• _What you need to do_
Through to the final line, write out the records below exactly, omitting any images they contain.

Record extracts below:

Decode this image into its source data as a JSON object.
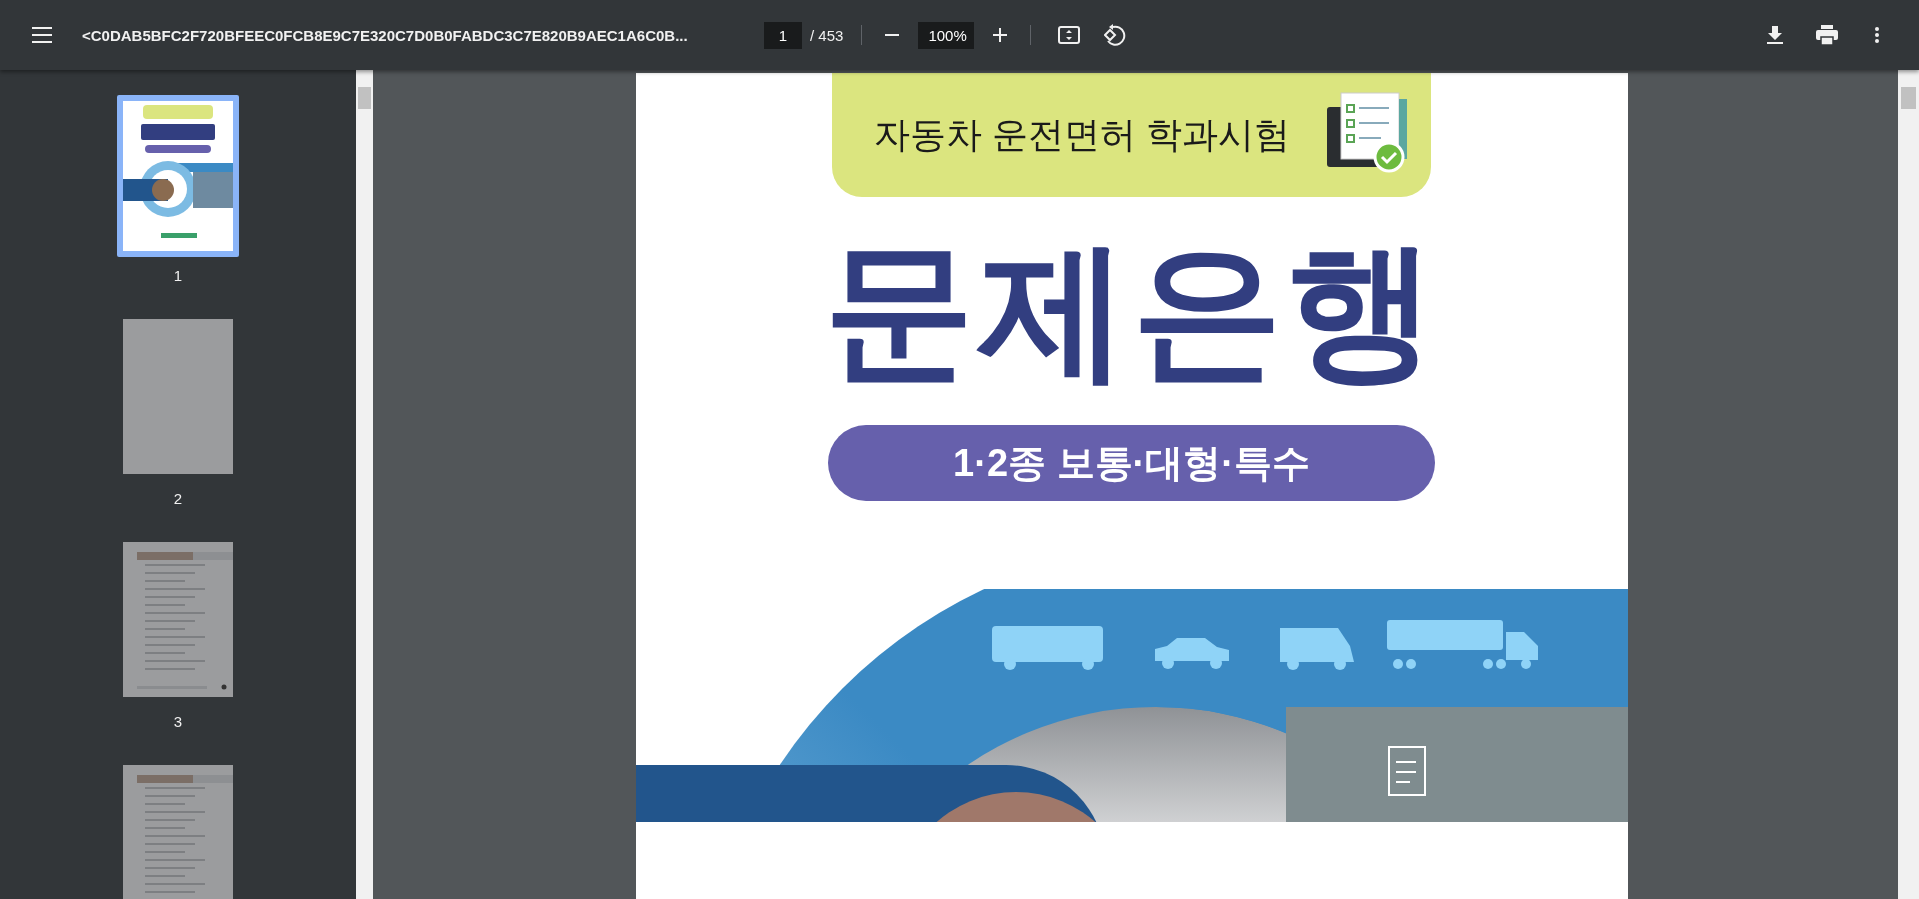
{
  "toolbar": {
    "title": "<C0DAB5BFC2F720BFEEC0FCB8E9C7E320C7D0B0FABDC3C7E820B9AEC1A6C0B...",
    "page_number": "1",
    "page_count": "/ 453",
    "zoom": "100%"
  },
  "thumbnails": [
    {
      "label": "1",
      "kind": "cover",
      "selected": true
    },
    {
      "label": "2",
      "kind": "blank",
      "selected": false
    },
    {
      "label": "3",
      "kind": "questions",
      "selected": false
    },
    {
      "kind": "questions",
      "selected": false
    }
  ],
  "document": {
    "banner": "자동차 운전면허 학과시험",
    "title": "문제은행",
    "subtitle": "1·2종 보통·대형·특수"
  }
}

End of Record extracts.

• _Response to this exercise_
Decode this image into its source data as a JSON object.
{
  "toolbar": {
    "title": "<C0DAB5BFC2F720BFEEC0FCB8E9C7E320C7D0B0FABDC3C7E820B9AEC1A6C0B...",
    "page_number": "1",
    "page_count": "/ 453",
    "zoom": "100%"
  },
  "thumbnails": [
    {
      "label": "1",
      "kind": "cover",
      "selected": true
    },
    {
      "label": "2",
      "kind": "blank",
      "selected": false
    },
    {
      "label": "3",
      "kind": "questions",
      "selected": false
    },
    {
      "kind": "questions",
      "selected": false
    }
  ],
  "document": {
    "banner": "자동차 운전면허 학과시험",
    "title": "문제은행",
    "subtitle": "1·2종 보통·대형·특수"
  }
}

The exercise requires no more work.